Deep clean your pipes every week or every day if you like. Do as I do and there is no need. You too can be a pipe smoker instead of a pipe cleaner or pipe rotator or a pipe rester. You don’t need to refurbish your own pipes just maintain them.

Note 1: If I would use the old cotton t-shirt hanging at my smoking station after every smoke to wipe the pipe down I’d eliminate much of the problem with carbon buildup around the rim. I’m working on that.

Do I smoke in public?

This is a question one of the readers asked. He wanted to know if I smoke in public and asked if I had any tips for those who do. There was also the question of stigma and appearances.

Generally I do not smoke in public. This is not because I don’t want to be seen smoking or because there is nowhere I can smoke in public. Mainly it is a matter of logistics. I do not like to carry all the stuff with me. My favorite place to smoke is right here in front of my monitor.

I do have to admit that if there were smoking-friendly places such as coffee shops that allowed smoking it would be worth my effort to bring a pipe, lighter, cleaners, tobacco, and a tamper along. This amount of hassle would require an indoor location.

Smoking outdoors doesn’t appeal to me. I don’t like the wind – it doesn’t take much of a breeze to get in the way of lighting a pipe and, once lit, make the pipe burn dangerously hot. I’ve heard too many sad stories from pipe smokers forced to smoke only outdoors who were perplexed about the hole in the side of their pipe. “It didn’t seem that windy…”

Another reason I prefer smoking indoors is I like the aura of fragrant tobacco smoke wafting about my head. That’s half the pleasure. Being able to see the smoke as well as smell it is nice too. Wind just takes it away.

For those who must, here are the tips:

1. If you can get away with it get the pipe going indoors or at least where there is no wind. You want a nice even ember. If your flame is being driven this way and that by the wind an even light may be difficult.

2. Use a Zippo. Zippos are great for outdoor smoking. They light and stay lit easier.

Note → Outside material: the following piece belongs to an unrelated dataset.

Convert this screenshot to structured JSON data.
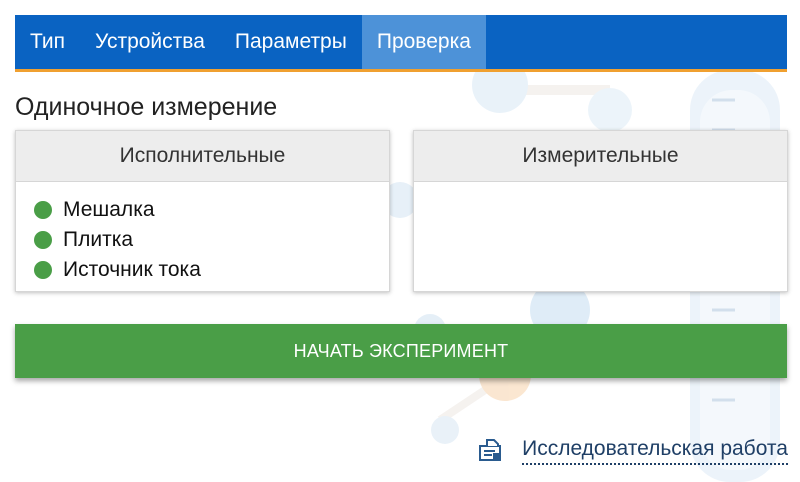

3. Tamp often. This is a great tip for indoors too and shouldn’t be overlooked outdoors. This also keeps your ember manageable.

4. Develop the habit of holding your palm over the bowl of the pipe in such a way it still gets air but not direct wind. Don’t burn yourself!

5. Fill the pipe inside. No need to risk dumping a tin of tobacco all over the place.

Have any more tips? Leave them in the comments.

Some thoughts and tips on tamping – Video

I think a lot of problems people encounter with pipe smoking could be mitigated by improving their use of the tamper. While a lot of care needs to go into the proper filling and lighting of your pipe, that’s not where the attention stops. Keeping the tobacco properly tamped will lead to a more pleasant smoke and a lot less relights, but doing it wrong will make things worse.

What are your thoughts on tamping? How often would you say you tamp during the average smoke? Please leave your thoughts in the comments below.